## ASSIGNMENT
Write out every record below exactly, so that nothing differs from what is shown.

===== INFORMATION

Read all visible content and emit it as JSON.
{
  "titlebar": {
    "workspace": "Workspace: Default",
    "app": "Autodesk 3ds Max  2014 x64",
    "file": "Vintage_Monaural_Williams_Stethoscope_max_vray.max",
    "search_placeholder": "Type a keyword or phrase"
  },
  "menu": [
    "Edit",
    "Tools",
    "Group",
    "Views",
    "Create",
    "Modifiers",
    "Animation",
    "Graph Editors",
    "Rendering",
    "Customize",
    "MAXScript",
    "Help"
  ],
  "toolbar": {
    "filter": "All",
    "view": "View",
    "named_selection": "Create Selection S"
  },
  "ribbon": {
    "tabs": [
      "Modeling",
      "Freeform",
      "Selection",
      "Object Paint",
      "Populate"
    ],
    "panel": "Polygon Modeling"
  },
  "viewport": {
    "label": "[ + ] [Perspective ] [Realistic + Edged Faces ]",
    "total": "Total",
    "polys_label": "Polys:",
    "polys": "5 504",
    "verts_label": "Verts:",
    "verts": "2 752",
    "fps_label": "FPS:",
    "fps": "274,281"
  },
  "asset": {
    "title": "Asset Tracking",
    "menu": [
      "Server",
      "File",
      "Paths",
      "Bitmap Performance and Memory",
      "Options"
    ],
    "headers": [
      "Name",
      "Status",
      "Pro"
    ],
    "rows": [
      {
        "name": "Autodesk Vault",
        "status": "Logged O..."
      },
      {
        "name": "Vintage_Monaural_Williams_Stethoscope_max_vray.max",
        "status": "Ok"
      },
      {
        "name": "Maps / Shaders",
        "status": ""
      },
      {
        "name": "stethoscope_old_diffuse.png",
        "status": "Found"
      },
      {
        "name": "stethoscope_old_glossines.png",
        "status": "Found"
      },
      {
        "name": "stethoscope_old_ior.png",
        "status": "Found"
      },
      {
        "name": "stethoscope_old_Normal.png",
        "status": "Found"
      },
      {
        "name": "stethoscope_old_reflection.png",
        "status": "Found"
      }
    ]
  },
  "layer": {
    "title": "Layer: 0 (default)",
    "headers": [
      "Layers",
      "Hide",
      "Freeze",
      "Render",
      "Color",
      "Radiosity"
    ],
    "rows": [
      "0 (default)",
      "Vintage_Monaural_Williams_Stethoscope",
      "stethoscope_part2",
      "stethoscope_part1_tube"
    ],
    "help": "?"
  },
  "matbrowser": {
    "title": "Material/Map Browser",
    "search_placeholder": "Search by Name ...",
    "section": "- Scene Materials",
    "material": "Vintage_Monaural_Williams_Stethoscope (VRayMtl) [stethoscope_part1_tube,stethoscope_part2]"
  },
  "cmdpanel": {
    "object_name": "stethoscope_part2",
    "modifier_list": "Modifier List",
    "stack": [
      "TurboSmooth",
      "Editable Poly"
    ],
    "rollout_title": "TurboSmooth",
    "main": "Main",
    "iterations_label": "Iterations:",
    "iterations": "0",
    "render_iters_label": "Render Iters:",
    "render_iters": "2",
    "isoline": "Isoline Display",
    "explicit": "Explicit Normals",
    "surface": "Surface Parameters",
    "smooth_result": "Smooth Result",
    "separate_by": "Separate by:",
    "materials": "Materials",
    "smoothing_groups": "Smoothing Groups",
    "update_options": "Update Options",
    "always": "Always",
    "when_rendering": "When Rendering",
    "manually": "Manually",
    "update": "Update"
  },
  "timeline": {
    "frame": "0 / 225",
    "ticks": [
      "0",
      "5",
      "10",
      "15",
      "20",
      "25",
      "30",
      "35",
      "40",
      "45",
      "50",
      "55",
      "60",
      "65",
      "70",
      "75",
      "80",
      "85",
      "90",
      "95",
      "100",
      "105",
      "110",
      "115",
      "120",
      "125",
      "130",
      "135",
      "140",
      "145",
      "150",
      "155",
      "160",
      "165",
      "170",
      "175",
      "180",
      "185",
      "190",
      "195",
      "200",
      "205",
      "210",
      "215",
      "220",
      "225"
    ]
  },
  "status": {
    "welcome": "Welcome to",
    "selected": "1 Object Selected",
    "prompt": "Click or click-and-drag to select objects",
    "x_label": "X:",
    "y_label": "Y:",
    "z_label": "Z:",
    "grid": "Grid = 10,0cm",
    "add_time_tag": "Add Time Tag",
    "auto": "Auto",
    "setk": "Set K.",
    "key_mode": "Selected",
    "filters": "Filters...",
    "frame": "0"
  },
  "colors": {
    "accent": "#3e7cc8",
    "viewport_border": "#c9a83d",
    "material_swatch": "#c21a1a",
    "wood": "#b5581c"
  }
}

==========

## WRITTEN RESPONSE
Read all visible content and emit it as JSON.
{
  "titlebar": {
    "workspace": "Workspace: Default",
    "app": "Autodesk 3ds Max  2014 x64",
    "file": "Vintage_Monaural_Williams_Stethoscope_max_vray.max",
    "search_placeholder": "Type a keyword or phrase"
  },
  "menu": [
    "Edit",
    "Tools",
    "Group",
    "Views",
    "Create",
    "Modifiers",
    "Animation",
    "Graph Editors",
    "Rendering",
    "Customize",
    "MAXScript",
    "Help"
  ],
  "toolbar": {
    "filter": "All",
    "view": "View",
    "named_selection": "Create Selection S"
  },
  "ribbon": {
    "tabs": [
      "Modeling",
      "Freeform",
      "Selection",
      "Object Paint",
      "Populate"
    ],
    "panel": "Polygon Modeling"
  },
  "viewport": {
    "label": "[ + ] [Perspective ] [Realistic + Edged Faces ]",
    "total": "Total",
    "polys_label": "Polys:",
    "polys": "5 504",
    "verts_label": "Verts:",
    "verts": "2 752",
    "fps_label": "FPS:",
    "fps": "274,281"
  },
  "asset": {
    "title": "Asset Tracking",
    "menu": [
      "Server",
      "File",
      "Paths",
      "Bitmap Performance and Memory",
      "Options"
    ],
    "headers": [
      "Name",
      "Status",
      "Pro"
    ],
    "rows": [
      {
        "name": "Autodesk Vault",
        "status": "Logged O..."
      },
      {
        "name": "Vintage_Monaural_Williams_Stethoscope_max_vray.max",
        "status": "Ok"
      },
      {
        "name": "Maps / Shaders",
        "status": ""
      },
      {
        "name": "stethoscope_old_diffuse.png",
        "status": "Found"
      },
      {
        "name": "stethoscope_old_glossines.png",
        "status": "Found"
      },
      {
        "name": "stethoscope_old_ior.png",
        "status": "Found"
      },
      {
        "name": "stethoscope_old_Normal.png",
        "status": "Found"
      },
      {
        "name": "stethoscope_old_reflection.png",
        "status": "Found"
      }
    ]
  },
  "layer": {
    "title": "Layer: 0 (default)",
    "headers": [
      "Layers",
      "Hide",
      "Freeze",
      "Render",
      "Color",
      "Radiosity"
    ],
    "rows": [
      "0 (default)",
      "Vintage_Monaural_Williams_Stethoscope",
      "stethoscope_part2",
      "stethoscope_part1_tube"
    ],
    "help": "?"
  },
  "matbrowser": {
    "title": "Material/Map Browser",
    "search_placeholder": "Search by Name ...",
    "section": "- Scene Materials",
    "material": "Vintage_Monaural_Williams_Stethoscope (VRayMtl) [stethoscope_part1_tube,stethoscope_part2]"
  },
  "cmdpanel": {
    "object_name": "stethoscope_part2",
    "modifier_list": "Modifier List",
    "stack": [
      "TurboSmooth",
      "Editable Poly"
    ],
    "rollout_title": "TurboSmooth",
    "main": "Main",
    "iterations_label": "Iterations:",
    "iterations": "0",
    "render_iters_label": "Render Iters:",
    "render_iters": "2",
    "isoline": "Isoline Display",
    "explicit": "Explicit Normals",
    "surface": "Surface Parameters",
    "smooth_result": "Smooth Result",
    "separate_by": "Separate by:",
    "materials": "Materials",
    "smoothing_groups": "Smoothing Groups",
    "update_options": "Update Options",
    "always": "Always",
    "when_rendering": "When Rendering",
    "manually": "Manually",
    "update": "Update"
  },
  "timeline": {
    "frame": "0 / 225",
    "ticks": [
      "0",
      "5",
      "10",
      "15",
      "20",
      "25",
      "30",
      "35",
      "40",
      "45",
      "50",
      "55",
      "60",
      "65",
      "70",
      "75",
      "80",
      "85",
      "90",
      "95",
      "100",
      "105",
      "110",
      "115",
      "120",
      "125",
      "130",
      "135",
      "140",
      "145",
      "150",
      "155",
      "160",
      "165",
      "170",
      "175",
      "180",
      "185",
      "190",
      "195",
      "200",
      "205",
      "210",
      "215",
      "220",
      "225"
    ]
  },
  "status": {
    "welcome": "Welcome to",
    "selected": "1 Object Selected",
    "prompt": "Click or click-and-drag to select objects",
    "x_label": "X:",
    "y_label": "Y:",
    "z_label": "Z:",
    "grid": "Grid = 10,0cm",
    "add_time_tag": "Add Time Tag",
    "auto": "Auto",
    "setk": "Set K.",
    "key_mode": "Selected",
    "filters": "Filters...",
    "frame": "0"
  },
  "colors": {
    "accent": "#3e7cc8",
    "viewport_border": "#c9a83d",
    "material_swatch": "#c21a1a",
    "wood": "#b5581c"
  }
}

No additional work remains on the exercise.